“The Birth of a Nation” fails to live up to title

Harry Westergaard looks at The Birth of a Nation, an underwhelming new film from Director Nate Parker.

Harry Westergaard, Arts Editor, Co-Copy Editor

The Birth of a Nation promises many things from the title alone. If you’re a film student or historian, you will know that it is reclaiming the name of a very famous and groundbreaking propaganda film. Despite its racist and sexist portrayal of African-Americans and women, as well as its perception of the Ku Klux Klan as heroes, the film was one of the earliest epics and pioneered innovative storytelling and directing techniques. It’s almost like an embarrassing school picture that you try to forget for movie history. Even if you don’t hold all these expectations, Birth of a Nation is still a title that promises quite a bit.. I went into the film with high expectations and came out of the theater feeling underwhelmed.

The film looks gorgeous. Director Nat Parker doesn’t disappoint in terms of visuals. Many of the shots are beautiful to look at. I marvelled at the reflective waters in the baptism scene. The score is also well done, along with the use of traditional slave songs. Henry Jackman, known for his quality superhero scores, also does a good job on the instrumentals, which proves to be powerful and helps deliver extra emotion in scenes. I also liked how religion was portrayed. Birth of a Nation showed how religion can inspire great things and that it isn’t just a medium for mustache twirling men to take away rights. The film shows how it can be both things, depending on how you interpret the text. There’s a great line that goes something along lines of “for every line there is for them to use against us, there’s another we can use for our purpose”.
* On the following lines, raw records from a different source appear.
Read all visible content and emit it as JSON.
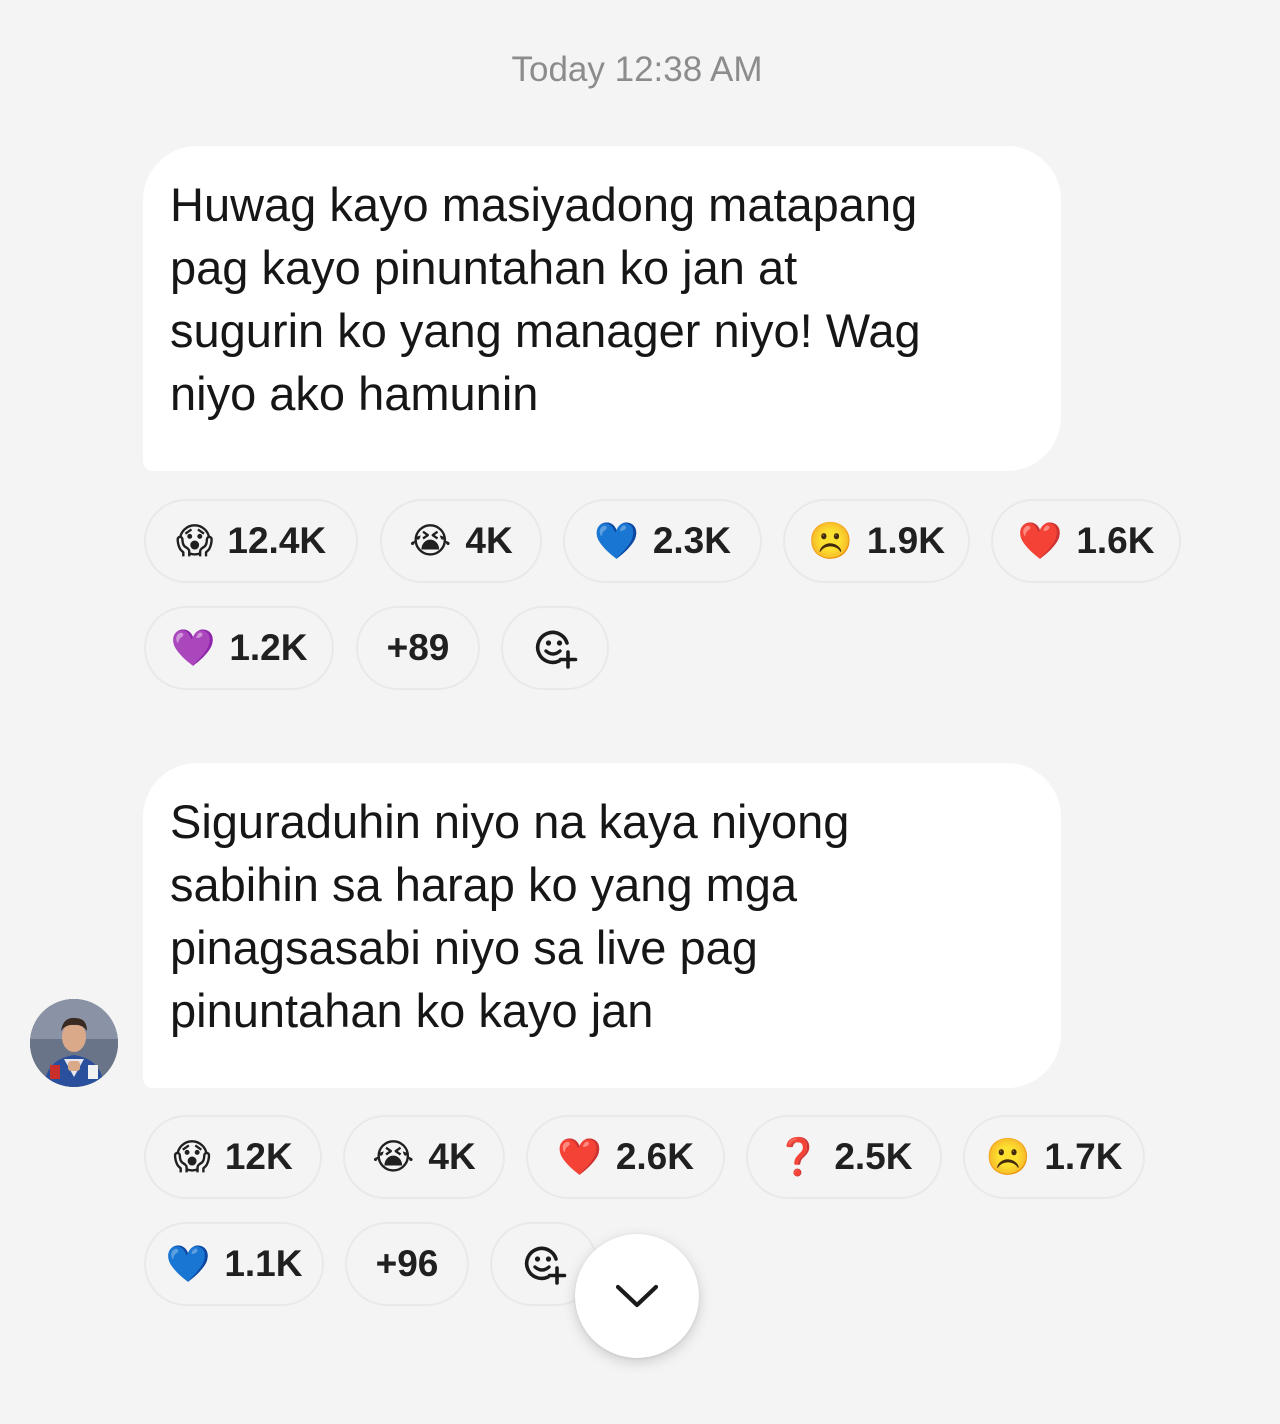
{
  "timestamp": "Today 12:38 AM",
  "messages": [
    {
      "lines": [
        "Huwag kayo masiyadong matapang",
        "pag kayo pinuntahan ko jan at",
        "sugurin ko yang manager niyo! Wag",
        "niyo ako hamunin"
      ],
      "reactions": [
        {
          "emoji": "😱",
          "icon": "screaming-face-icon",
          "count": "12.4K"
        },
        {
          "emoji": "😭",
          "icon": "crying-face-icon",
          "count": "4K"
        },
        {
          "emoji": "💙",
          "icon": "blue-heart-icon",
          "count": "2.3K"
        },
        {
          "emoji": "☹️",
          "icon": "frowning-face-icon",
          "count": "1.9K"
        },
        {
          "emoji": "❤️",
          "icon": "red-heart-icon",
          "count": "1.6K"
        },
        {
          "emoji": "💜",
          "icon": "purple-heart-icon",
          "count": "1.2K"
        }
      ],
      "more": "+89"
    },
    {
      "lines": [
        "Siguraduhin niyo na kaya niyong",
        "sabihin sa harap ko yang mga",
        "pinagsasabi niyo sa live pag",
        "pinuntahan ko kayo jan"
      ],
      "reactions": [
        {
          "emoji": "😱",
          "icon": "screaming-face-icon",
          "count": "12K"
        },
        {
          "emoji": "😭",
          "icon": "crying-face-icon",
          "count": "4K"
        },
        {
          "emoji": "❤️",
          "icon": "red-heart-icon",
          "count": "2.6K"
        },
        {
          "emoji": "❓",
          "icon": "question-mark-icon",
          "count": "2.5K"
        },
        {
          "emoji": "☹️",
          "icon": "frowning-face-icon",
          "count": "1.7K"
        },
        {
          "emoji": "💙",
          "icon": "blue-heart-icon",
          "count": "1.1K"
        }
      ],
      "more": "+96"
    }
  ],
  "colors": {
    "background": "#f4f4f4",
    "bubble": "#ffffff",
    "text": "#161616",
    "timestamp": "#8c8c8c",
    "pill_border": "#e9e9e9"
  },
  "icons": {
    "add_reaction": "add-reaction-icon",
    "scroll_down": "chevron-down-icon",
    "avatar": "avatar"
  }
}
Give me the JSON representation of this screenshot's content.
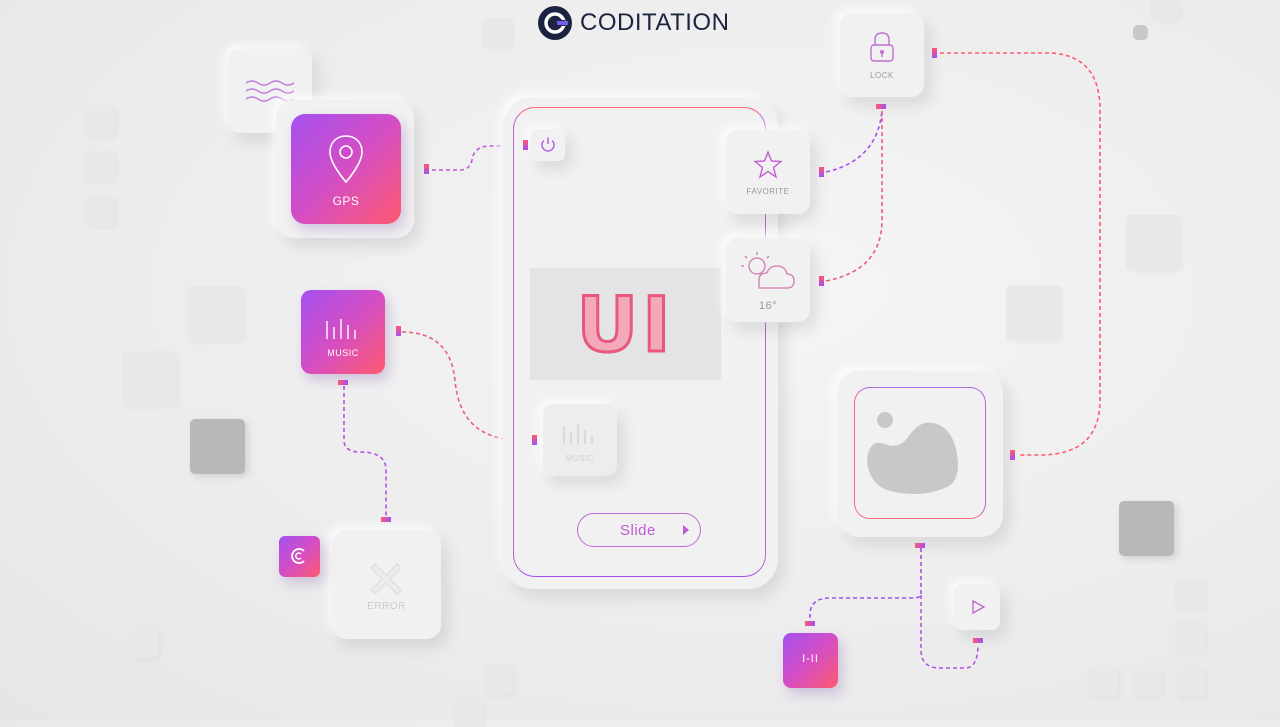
{
  "brand": {
    "name": "CODITATION"
  },
  "phone": {
    "headline": "UI",
    "slide_label": "Slide",
    "inner_music_label": "MUSIC"
  },
  "tiles": {
    "gps": "GPS",
    "music": "MUSIC",
    "favorite": "FAVORITE",
    "weather_temp": "16°",
    "lock": "LOCK",
    "error": "ERROR",
    "pause_label": "I-II"
  },
  "icons": {
    "logo": "coditation-logo-icon",
    "waves": "waves-icon",
    "gps": "location-pin-icon",
    "power": "power-icon",
    "star": "star-icon",
    "weather": "sun-cloud-icon",
    "lock": "padlock-icon",
    "music": "equalizer-icon",
    "image": "image-icon",
    "error": "x-icon",
    "c": "c-logo-icon",
    "play": "play-icon"
  },
  "colors": {
    "accent_purple": "#a450f0",
    "accent_pink": "#ff5a6e",
    "brand_navy": "#1c2340"
  }
}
One of the big flaws is how the film sticks to genre cliches. Young Nat has an interest in reading, so the sympathetic white woman takes him under her wing and gives him reading lessons. This got on my nerves . For a movie that you expect so much from, it falls prey to one of the most common cliches in movies about slavery. White women were not in any way nice to slaves. In many cases, they were some of the worst to slaves as they too were often oppressed. While these women had more rights than slaves, they were still abused and scrutinized by white male husbands. In short for all the film promises, it makes the cliches feel even more stale and overused. The Birth of a Nation also moves at an uneven pace. It’s not boring per say;  the story just clunks along oddly.
Overall, Birth of a Nation is directed well enough and has a good score. I think the biggest issue with the film is all that it promises. It calls itself Birth of a Nation and in doing so aims to break the status quo, so that if you google the name both will appear as results. This isn’t a bad goal, but it does cook up a lot of expectations that Birth of a Nation just cannot live up to. It also amplifies problems like the film adhering to genre cliches. For a movie that’s trying to do so much with the title, it does little that is groundbreaking in the actual film. Perhaps if more thought was put into the script beyond the history-making impact the title holds, the result would have been greater.